EXERCISE OBJECTIVE >> Nothing in the records should be changed in the copy, though the pictures must be left out.

[Items from a dataset]
━━━━━━━━━━━━━━━━

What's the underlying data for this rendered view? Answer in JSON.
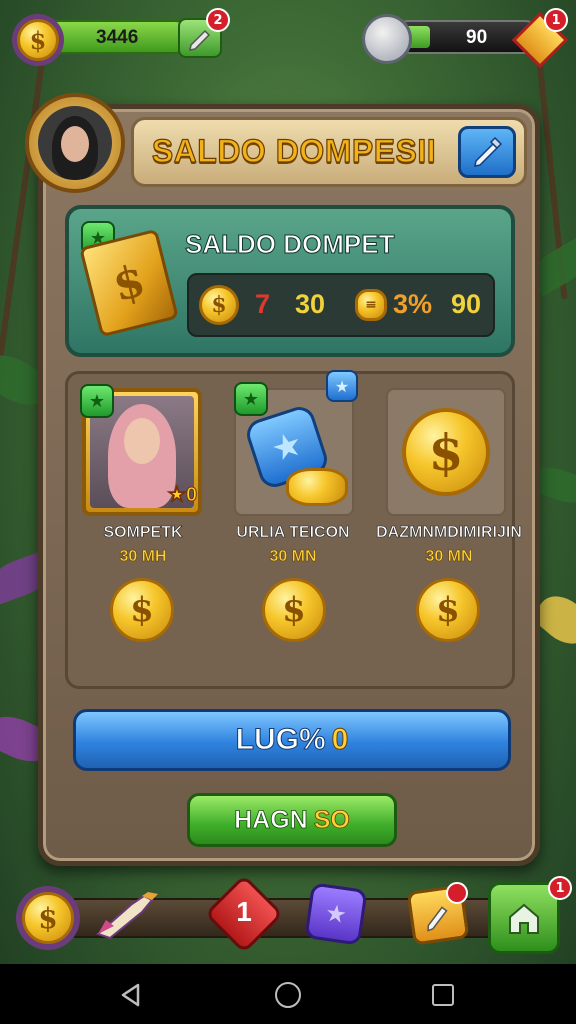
{
  "hud": {
    "left_counter": "3446",
    "left_badge": "2",
    "right_counter": "90",
    "right_badge": "1"
  },
  "panel": {
    "title": "SALDO DOMPESII"
  },
  "wallet": {
    "title": "SALDO DOMPET",
    "stat_a": "7",
    "stat_b": "30",
    "stat_c": "3%",
    "stat_d": "90"
  },
  "shop": {
    "items": [
      {
        "name": "SOMPETK",
        "price": "30 MH",
        "tag": "0"
      },
      {
        "name": "URLIA TEICON",
        "price": "30 MN"
      },
      {
        "name": "DAZMNMDIMIRIJIN",
        "price": "30 MN"
      }
    ]
  },
  "buttons": {
    "primary_label": "LUG%",
    "primary_value": "0",
    "secondary_label": "HAGN",
    "secondary_value": "SO"
  },
  "bottom": {
    "center_badge": "1",
    "right_badge": "1"
  },
  "colors": {
    "accent_gold": "#f2b21b",
    "panel_brown": "#8c7761",
    "wallet_green": "#3f8a74",
    "primary_blue": "#2f83df",
    "secondary_green": "#3fae2a"
  }
}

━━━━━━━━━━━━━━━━

RESPONSE TO THE TASK >>
What's the underlying data for this rendered view? Answer in JSON.
{
  "hud": {
    "left_counter": "3446",
    "left_badge": "2",
    "right_counter": "90",
    "right_badge": "1"
  },
  "panel": {
    "title": "SALDO DOMPESII"
  },
  "wallet": {
    "title": "SALDO DOMPET",
    "stat_a": "7",
    "stat_b": "30",
    "stat_c": "3%",
    "stat_d": "90"
  },
  "shop": {
    "items": [
      {
        "name": "SOMPETK",
        "price": "30 MH",
        "tag": "0"
      },
      {
        "name": "URLIA TEICON",
        "price": "30 MN"
      },
      {
        "name": "DAZMNMDIMIRIJIN",
        "price": "30 MN"
      }
    ]
  },
  "buttons": {
    "primary_label": "LUG%",
    "primary_value": "0",
    "secondary_label": "HAGN",
    "secondary_value": "SO"
  },
  "bottom": {
    "center_badge": "1",
    "right_badge": "1"
  },
  "colors": {
    "accent_gold": "#f2b21b",
    "panel_brown": "#8c7761",
    "wallet_green": "#3f8a74",
    "primary_blue": "#2f83df",
    "secondary_green": "#3fae2a"
  }
}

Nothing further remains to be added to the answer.